The Broken Circle Breakdown is a beautiful picture in both appearance and story. Van Groeningen uses the presence of harsh light to present a strong and telling image throughout the film, both in the fields around Didier’s house as well as on the stage when he and Elise are performing bluegrass, and it works to draw comparison to the two facets of their lives together. The film received tremendous audience approval during the Panorama screening, and–while the story deals with some very serious issues and moments–there are comical elements that often help to relieve some of the tension.
Concussion is a love story, beautifully told by director Stacie Passon. The film opened big at Sundance, and was snapped up very quickly for future distribution by the Weinstein Company. Concussion plays on a lot of themes: self-discovery, love, age, and forgiveness–not just forgiveness of others, but of ourselves as well. While it is considered Queer Cinema, it is universal to anyone who has ever known love, which I believe to be the overall point of Queer Film.
After suffering a concussion, caused by getting hit with a softball accidentally by her son, Abby is left feeling as though she is missing something in her life. First she decides to go back to work flipping apartments. Next she visits a prostitute. Then she decides to become one herself, using the newly renovated apartment she has been working on as her place of business. She decides to service only young women who are looking to better understand themselves and their lives, and later she works with women her own age who are also at a point of confusion in their lives. Through helping these women, Abby is able to get perspective on her own life and what might be missing. In the end, she gives up the practice and returns to her life as a wife and mother with a new sense of drive and determination.
It is no mystery that the concussion in the beginning is a metaphor for a midlife crisis, and Abby’s actions that follow are those that could accompany such a turning point in one’s life. Abby’s prostitution is never seen as a bid for independence or money, as she already has both. In a Q and A following the screening, the director made the statement that–though they decided to leave the notion somewhat ambiguous–each of the women Abby helps is really an extension of herself, and by showing these women the way to understanding, she is showing herself the way. The overall idea that the film wishes to show is that it is possible to have these crisis’ in the midst of our lives, and they can serve to change us, but they do not have to destroy us–as is so often seen in films that tackle this subject matter.

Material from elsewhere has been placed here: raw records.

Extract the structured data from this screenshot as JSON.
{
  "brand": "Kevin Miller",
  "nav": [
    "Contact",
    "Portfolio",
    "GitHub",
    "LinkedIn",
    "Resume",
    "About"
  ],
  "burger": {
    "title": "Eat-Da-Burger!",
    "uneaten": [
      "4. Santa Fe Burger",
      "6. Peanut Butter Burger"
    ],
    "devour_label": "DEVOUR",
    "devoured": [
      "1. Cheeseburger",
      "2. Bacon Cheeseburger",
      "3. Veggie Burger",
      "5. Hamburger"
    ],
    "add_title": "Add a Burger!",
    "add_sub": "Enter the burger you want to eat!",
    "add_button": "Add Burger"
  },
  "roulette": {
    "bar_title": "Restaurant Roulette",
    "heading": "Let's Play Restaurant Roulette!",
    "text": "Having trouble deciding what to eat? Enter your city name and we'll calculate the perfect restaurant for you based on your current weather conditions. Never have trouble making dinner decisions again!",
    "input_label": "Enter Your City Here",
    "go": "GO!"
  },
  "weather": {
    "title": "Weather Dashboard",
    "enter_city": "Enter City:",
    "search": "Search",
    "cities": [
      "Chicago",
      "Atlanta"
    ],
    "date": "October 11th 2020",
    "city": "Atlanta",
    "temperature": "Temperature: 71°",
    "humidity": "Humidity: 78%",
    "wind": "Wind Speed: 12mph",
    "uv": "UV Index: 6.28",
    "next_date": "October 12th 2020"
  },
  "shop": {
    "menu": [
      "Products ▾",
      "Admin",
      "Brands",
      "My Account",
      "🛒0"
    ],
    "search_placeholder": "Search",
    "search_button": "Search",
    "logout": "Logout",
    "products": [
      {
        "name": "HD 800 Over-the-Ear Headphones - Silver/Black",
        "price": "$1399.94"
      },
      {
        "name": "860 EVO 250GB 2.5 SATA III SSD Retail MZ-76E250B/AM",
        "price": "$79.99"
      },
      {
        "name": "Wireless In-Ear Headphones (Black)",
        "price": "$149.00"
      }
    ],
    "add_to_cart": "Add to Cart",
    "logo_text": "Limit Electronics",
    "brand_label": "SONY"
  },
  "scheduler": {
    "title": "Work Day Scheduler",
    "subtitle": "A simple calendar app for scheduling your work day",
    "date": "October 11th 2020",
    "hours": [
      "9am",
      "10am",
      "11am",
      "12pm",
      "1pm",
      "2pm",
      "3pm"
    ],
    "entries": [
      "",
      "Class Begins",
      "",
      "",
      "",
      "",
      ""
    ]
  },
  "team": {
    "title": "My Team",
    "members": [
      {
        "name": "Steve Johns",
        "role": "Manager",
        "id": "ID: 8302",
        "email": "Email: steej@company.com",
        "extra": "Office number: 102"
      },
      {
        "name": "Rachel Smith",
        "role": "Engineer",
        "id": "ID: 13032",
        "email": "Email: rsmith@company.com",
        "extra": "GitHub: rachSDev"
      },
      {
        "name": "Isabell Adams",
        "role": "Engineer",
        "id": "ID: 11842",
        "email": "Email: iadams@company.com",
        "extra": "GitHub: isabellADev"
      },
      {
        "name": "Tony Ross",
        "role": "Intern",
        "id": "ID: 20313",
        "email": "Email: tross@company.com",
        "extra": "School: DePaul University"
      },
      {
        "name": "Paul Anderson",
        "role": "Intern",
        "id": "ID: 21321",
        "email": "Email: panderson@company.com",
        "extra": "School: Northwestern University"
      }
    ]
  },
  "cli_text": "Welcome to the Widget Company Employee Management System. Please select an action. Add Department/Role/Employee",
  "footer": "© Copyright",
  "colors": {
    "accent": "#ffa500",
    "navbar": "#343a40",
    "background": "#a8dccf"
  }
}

Concussion is a wonderful and engaging story that anyone can learn from as well as enjoy. It is a genuine slice of life that feels true and whole, and was brilliantly executed. I felt engaged throughout the entirety of the film, and have a feeling this is just the beginning for Stacie Passon. I would not be surprised if she becomes a mainstream filmmaker within the next couple of years, and I cannot wait to see what else she has to offer.
From Left to Right. The Curator of the Panorama Program, Producer Rose Troche, Writer/Director Staci Passon, and Actress Robin Weigert, who portrayed Abby in the film.
COMING UP: Tomorrow we will get a look at the serious side of Paul Rudd in Price Avalanche, the latest film from David Gordon Green. I have not seen much billing around town for this film, but the press screening is occurring in the Berlinale Palast with the presence of the Grand Jury, so I think we can expect something great from this film.